Stored data:
□ □ □ □

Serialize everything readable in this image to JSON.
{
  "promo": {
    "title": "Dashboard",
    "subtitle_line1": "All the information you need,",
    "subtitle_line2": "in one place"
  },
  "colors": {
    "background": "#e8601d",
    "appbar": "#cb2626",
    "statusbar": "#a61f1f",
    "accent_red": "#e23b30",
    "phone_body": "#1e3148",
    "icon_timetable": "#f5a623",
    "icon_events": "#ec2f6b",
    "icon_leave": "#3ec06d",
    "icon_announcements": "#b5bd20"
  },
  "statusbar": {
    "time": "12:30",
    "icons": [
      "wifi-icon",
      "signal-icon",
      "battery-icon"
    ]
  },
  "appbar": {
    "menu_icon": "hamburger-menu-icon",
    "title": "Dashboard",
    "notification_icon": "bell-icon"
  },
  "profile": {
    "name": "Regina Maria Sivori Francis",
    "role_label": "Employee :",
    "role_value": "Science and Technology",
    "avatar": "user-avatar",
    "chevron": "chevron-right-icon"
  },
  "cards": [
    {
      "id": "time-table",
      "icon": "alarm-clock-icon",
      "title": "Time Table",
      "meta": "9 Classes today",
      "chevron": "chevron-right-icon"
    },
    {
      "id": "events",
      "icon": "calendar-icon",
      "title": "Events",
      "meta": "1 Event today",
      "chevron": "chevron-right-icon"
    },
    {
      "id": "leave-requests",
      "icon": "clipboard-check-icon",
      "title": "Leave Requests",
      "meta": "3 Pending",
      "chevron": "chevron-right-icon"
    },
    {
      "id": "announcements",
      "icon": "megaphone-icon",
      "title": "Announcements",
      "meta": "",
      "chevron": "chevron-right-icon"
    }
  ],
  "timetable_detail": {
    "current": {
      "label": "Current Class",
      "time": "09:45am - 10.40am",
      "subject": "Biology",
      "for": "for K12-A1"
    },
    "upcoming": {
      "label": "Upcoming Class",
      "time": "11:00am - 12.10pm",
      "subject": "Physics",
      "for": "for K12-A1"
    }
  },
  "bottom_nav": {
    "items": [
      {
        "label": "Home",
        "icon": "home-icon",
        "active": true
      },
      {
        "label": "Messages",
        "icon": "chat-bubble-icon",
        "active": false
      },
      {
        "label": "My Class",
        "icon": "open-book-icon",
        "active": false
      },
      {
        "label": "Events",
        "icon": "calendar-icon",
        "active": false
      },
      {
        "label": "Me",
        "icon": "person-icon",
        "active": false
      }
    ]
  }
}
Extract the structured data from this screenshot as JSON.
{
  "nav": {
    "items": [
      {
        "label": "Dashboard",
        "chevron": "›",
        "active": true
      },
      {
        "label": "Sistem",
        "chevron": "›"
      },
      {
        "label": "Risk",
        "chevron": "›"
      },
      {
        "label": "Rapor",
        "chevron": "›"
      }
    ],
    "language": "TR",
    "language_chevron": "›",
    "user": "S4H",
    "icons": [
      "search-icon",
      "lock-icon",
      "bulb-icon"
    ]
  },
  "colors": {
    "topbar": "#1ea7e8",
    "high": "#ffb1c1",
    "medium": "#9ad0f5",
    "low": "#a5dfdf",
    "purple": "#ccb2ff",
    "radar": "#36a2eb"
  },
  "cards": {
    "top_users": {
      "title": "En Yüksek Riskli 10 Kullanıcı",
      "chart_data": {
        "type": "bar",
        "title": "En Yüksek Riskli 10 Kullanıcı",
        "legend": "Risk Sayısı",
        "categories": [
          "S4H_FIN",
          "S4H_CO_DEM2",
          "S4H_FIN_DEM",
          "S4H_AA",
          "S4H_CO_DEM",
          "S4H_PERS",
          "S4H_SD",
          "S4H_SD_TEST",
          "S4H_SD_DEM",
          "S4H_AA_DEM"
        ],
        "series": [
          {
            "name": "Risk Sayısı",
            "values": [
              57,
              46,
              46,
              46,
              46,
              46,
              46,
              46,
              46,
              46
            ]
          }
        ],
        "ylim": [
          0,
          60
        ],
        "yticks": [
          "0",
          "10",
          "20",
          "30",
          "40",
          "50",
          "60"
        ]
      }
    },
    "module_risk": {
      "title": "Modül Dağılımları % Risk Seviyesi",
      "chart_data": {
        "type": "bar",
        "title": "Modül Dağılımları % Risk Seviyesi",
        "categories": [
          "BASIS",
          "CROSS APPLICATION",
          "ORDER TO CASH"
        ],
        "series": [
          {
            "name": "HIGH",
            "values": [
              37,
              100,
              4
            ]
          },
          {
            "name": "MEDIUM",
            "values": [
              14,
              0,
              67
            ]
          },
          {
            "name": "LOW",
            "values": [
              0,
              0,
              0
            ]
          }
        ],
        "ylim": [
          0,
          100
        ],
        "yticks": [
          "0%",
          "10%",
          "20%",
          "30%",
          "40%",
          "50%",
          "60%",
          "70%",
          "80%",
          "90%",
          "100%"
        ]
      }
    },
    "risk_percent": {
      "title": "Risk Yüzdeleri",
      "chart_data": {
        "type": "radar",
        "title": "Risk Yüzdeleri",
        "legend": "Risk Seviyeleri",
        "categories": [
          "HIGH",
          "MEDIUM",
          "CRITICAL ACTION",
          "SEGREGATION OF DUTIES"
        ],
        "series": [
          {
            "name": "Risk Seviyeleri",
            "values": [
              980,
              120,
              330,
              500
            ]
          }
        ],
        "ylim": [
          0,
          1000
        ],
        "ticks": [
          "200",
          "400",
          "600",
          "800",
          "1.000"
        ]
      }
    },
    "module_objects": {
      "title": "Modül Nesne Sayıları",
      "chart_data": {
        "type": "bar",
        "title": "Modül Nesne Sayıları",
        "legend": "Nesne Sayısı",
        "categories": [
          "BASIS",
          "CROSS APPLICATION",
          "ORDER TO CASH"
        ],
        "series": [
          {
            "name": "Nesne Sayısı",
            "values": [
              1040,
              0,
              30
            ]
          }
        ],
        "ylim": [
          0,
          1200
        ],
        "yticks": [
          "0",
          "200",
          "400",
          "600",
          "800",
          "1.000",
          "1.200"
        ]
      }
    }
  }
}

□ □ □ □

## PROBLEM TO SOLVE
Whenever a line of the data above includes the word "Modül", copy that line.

## RESULT OF THE EXERCISE
      "title": "Modül Dağılımları % Risk Seviyesi",
        "title": "Modül Dağılımları % Risk Seviyesi",
      "title": "Modül Nesne Sayıları",
        "title": "Modül Nesne Sayıları",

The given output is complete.